Determining pain and suffering damages after a personal injury lawsuit can be tricky. The average person does not know what constitutes as pain and suffering and could be missing out on appropriate compensation for their injury. Many steps must be taken in order for the victim to receive a settlement that feels accurate to their pain and suffering as well as to the pain and suffering that they may experience for the rest of their lives.
What is Pain And Suffering?
Pain and suffering refers to a type of mental or physical suffering that was caused by an injury. This can take many forms, some of which aren’t widely thought of when thinking of pain and suffering as a blanket term. Pain and suffering is more often thought of as an injury that is so severe that it damages the victim’s body in ways that might involve surgery and physical therapy, but it can also take other forms. It can also refer to any discomfort, mental distress, and embarrassment that a person may feel after an incident. Explanations and examples of these damages are:
- Damage To The Body- This is any physical damage to the body. It could include broken bones, torn ligaments, and many others.
- Discomfort- This includes prolonged effects caused by the incident, such as persistent aches and pains and activity restrictions.
- Mental Distress- This includes adverse effects on mental health, such as the development of mental illnesses like depression or post-traumatic stress disorder (PTSD).
- Embarrassment- This may refer to any marks left by the incident, such as a noticeable scar.
What allows these forms of pain and suffering to be considered damages is that they are unwelcome and unwanted changes to a person’s mind, body, and life.
How You Can Prove Pain And Suffering
When trying to establish pain and suffering damages for your lawsuit, you want to ensure that you have access to important information pertaining to your injuries. A list may or may not include:
- Medical bills
- Medical records
- Psychiatric records
- Lost wages
- Testimonies from your loved ones
- Pictures of your injuries
Collecting and calculating these damages to yourself and your life will ultimately determine your settlement amount. While it is very important to have access to these documents, it will also be important to consider how these injuries will affect your life moving forward. For example, the medical records you turn in to your attorney may list that you have received hip replacement surgery. In the future, it is possible that you may need a hip revision surgery if anything goes wrong with the implant. Recording past expenses is useful; however, thinking about what future costs may come up resulting from your injuries must be done as well.
What To Stay Away From
When thinking about settlement amounts, it can be tempting to plug information into an online settlement calculator for quick results, but that’s not the best and most accurate way to go about your individual case.
There are numerous settlement calculators on the internet. They use information from your medical bills, lost wages, and affected future earning capacities to give a blanket amount that your settlement may be worth.
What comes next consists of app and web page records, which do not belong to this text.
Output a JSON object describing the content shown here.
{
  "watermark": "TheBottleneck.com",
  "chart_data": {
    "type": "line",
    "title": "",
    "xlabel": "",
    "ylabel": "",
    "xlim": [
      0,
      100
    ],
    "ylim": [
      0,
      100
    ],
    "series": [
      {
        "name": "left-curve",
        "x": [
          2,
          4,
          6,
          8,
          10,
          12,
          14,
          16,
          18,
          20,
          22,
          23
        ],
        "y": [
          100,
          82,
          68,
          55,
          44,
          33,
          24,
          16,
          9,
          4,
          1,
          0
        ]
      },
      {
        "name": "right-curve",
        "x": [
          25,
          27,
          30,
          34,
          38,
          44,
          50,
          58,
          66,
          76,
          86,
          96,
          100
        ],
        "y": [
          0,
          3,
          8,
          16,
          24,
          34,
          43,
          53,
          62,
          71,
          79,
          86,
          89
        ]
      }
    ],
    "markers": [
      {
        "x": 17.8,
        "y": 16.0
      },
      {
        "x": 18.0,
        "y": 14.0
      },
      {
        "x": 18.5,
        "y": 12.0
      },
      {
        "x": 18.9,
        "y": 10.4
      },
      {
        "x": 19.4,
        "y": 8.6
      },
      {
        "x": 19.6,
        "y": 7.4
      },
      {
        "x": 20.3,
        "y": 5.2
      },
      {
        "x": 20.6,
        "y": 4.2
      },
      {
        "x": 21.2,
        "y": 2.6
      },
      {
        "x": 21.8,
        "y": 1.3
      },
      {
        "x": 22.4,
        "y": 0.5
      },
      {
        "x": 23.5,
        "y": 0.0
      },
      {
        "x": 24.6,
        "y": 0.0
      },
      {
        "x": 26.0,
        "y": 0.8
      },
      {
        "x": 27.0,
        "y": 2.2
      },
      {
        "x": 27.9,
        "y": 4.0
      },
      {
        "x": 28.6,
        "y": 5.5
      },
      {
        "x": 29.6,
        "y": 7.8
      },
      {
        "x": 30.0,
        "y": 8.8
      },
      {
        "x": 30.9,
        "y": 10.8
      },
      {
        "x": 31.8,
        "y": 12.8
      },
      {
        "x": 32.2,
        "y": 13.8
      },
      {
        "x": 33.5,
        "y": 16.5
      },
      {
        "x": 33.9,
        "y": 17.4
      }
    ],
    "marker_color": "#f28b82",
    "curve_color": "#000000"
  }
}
This seems very convenient for those wondering if they may have a case; however, settlement calculators are notoriously wrong in their calculations.
Settlement calculators do not ask for any damages or liability that the victim has or could have had in their injury. These calculators also fail to understand and see the damages of the victim’s injuries, so they cannot perceive how affected that person has been. For example, say you broke your leg in an accident. If you went to an online settlement calculator and listed that along with the medical bills, the settlement might not trend accurately. Maybe you suffered a broken leg, needed surgery, and a metal rod was placed in the leg in order to fix it properly. It is also possible that the metal rod may need replacing in the future. A settlement calculator cannot calculate the effects that the medical bills take on a person. Because of this, it is important to seek out a reputable personal injury lawyer to work on your case.
Finding a Personal Injury Lawyer
Having a reputable personal injury lawyer go over your case can be very eye-opening. They will ask for your evidence of pain and suffering, so make sure to organize your documents and allow the attorney access to them. They may also talk with you about the incident and find other quality-of-life changes you have undergone because of the accident. Be sure to tell them as much detail as possible. Events that you may think have nothing to do with the incident may have actually played a role in the accident happening.
Other than any physical changes, let your attorney know how your mental state and emotions have changed due to the accident. All of this information will be important for them to have before they can calculate a settlement offer.
There are many ways to calculate a settlement offer. Insurance companies may use the Multiplier method, or a compounding interest method, in order to mathematically calculate what they believe the damages are. Having an attorney do their own calculations will be in your best interest if you would like a settlement that feels accurate to everything you went through because of this life-altering event.
More often than not, it takes a while for any settlement money to be delivered to the victim of the accident. That can leave the victim in excessive debt from insurance companies, banks, and other establishments that may have been affected by the monetary strain of the accident.
The Legal Funding Group has successfully helped thousands of innocent victims who have found it difficult to pay their legal fees and other expenses. They help pay for legal expenses, household, and personal expenses, all while a plaintiff awaits the outcome of a pending case or the negotiation of a lawsuit and settlement. Contact The Legal Funding Group with any questions you may have about pre-settlement funding.